[Component data from apps and pages]
■ ■ ■

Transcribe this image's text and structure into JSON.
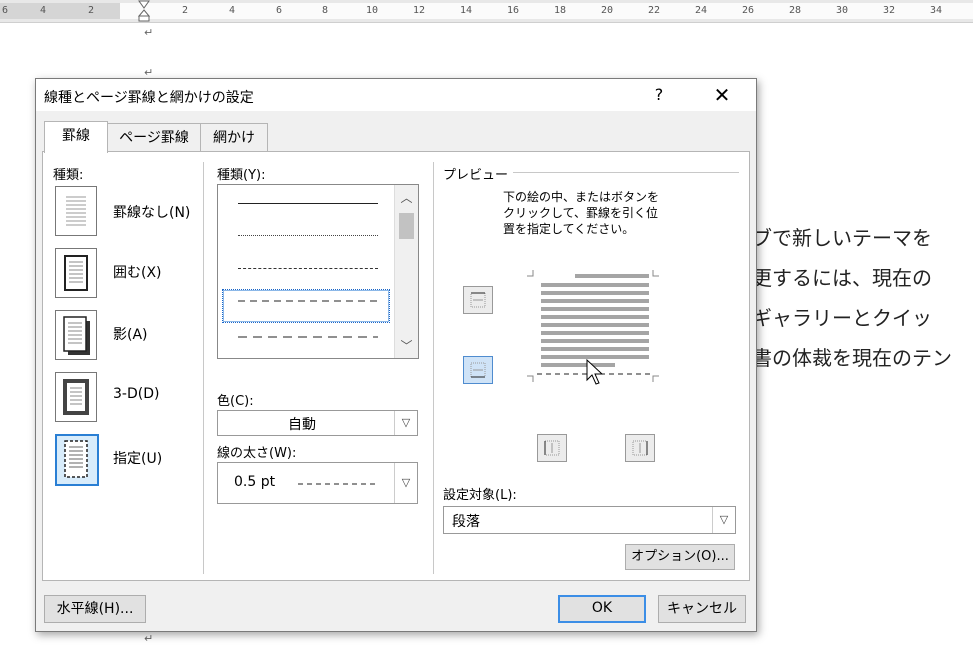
{
  "ruler": {
    "numbers": [
      "6",
      "4",
      "2",
      "2",
      "4",
      "6",
      "8",
      "10",
      "12",
      "14",
      "16",
      "18",
      "20",
      "22",
      "24",
      "26",
      "28",
      "30",
      "32",
      "34"
    ]
  },
  "document": {
    "lines": [
      "ブで新しいテーマを",
      "更するには、現在の",
      "ギャラリーとクイッ",
      "書の体裁を現在のテン"
    ],
    "paragraph_mark": "↵"
  },
  "dialog": {
    "title": "線種とページ罫線と網かけの設定",
    "help": "?",
    "close": "✕",
    "tabs": [
      "罫線",
      "ページ罫線",
      "網かけ"
    ],
    "active_tab": "罫線",
    "setting": {
      "label": "種類:",
      "options": [
        "罫線なし(N)",
        "囲む(X)",
        "影(A)",
        "3-D(D)",
        "指定(U)"
      ],
      "selected": "指定(U)"
    },
    "style": {
      "label": "種類(Y):",
      "color_label": "色(C):",
      "color_value": "自動",
      "width_label": "線の太さ(W):",
      "width_value": "0.5 pt"
    },
    "preview": {
      "label": "プレビュー",
      "instructions": [
        "下の絵の中、またはボタンを",
        "クリックして、罫線を引く位",
        "置を指定してください。"
      ],
      "apply_label": "設定対象(L):",
      "apply_value": "段落",
      "options_button": "オプション(O)..."
    },
    "buttons": {
      "horizontal_line": "水平線(H)...",
      "ok": "OK",
      "cancel": "キャンセル"
    },
    "accent_color": "#2a7fd4"
  }
}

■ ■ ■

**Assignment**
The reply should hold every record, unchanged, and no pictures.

**Written solution**
Transcribe this image's text and structure into JSON.
{
  "ruler": {
    "numbers": [
      "6",
      "4",
      "2",
      "2",
      "4",
      "6",
      "8",
      "10",
      "12",
      "14",
      "16",
      "18",
      "20",
      "22",
      "24",
      "26",
      "28",
      "30",
      "32",
      "34"
    ]
  },
  "document": {
    "lines": [
      "ブで新しいテーマを",
      "更するには、現在の",
      "ギャラリーとクイッ",
      "書の体裁を現在のテン"
    ],
    "paragraph_mark": "↵"
  },
  "dialog": {
    "title": "線種とページ罫線と網かけの設定",
    "help": "?",
    "close": "✕",
    "tabs": [
      "罫線",
      "ページ罫線",
      "網かけ"
    ],
    "active_tab": "罫線",
    "setting": {
      "label": "種類:",
      "options": [
        "罫線なし(N)",
        "囲む(X)",
        "影(A)",
        "3-D(D)",
        "指定(U)"
      ],
      "selected": "指定(U)"
    },
    "style": {
      "label": "種類(Y):",
      "color_label": "色(C):",
      "color_value": "自動",
      "width_label": "線の太さ(W):",
      "width_value": "0.5 pt"
    },
    "preview": {
      "label": "プレビュー",
      "instructions": [
        "下の絵の中、またはボタンを",
        "クリックして、罫線を引く位",
        "置を指定してください。"
      ],
      "apply_label": "設定対象(L):",
      "apply_value": "段落",
      "options_button": "オプション(O)..."
    },
    "buttons": {
      "horizontal_line": "水平線(H)...",
      "ok": "OK",
      "cancel": "キャンセル"
    },
    "accent_color": "#2a7fd4"
  }
}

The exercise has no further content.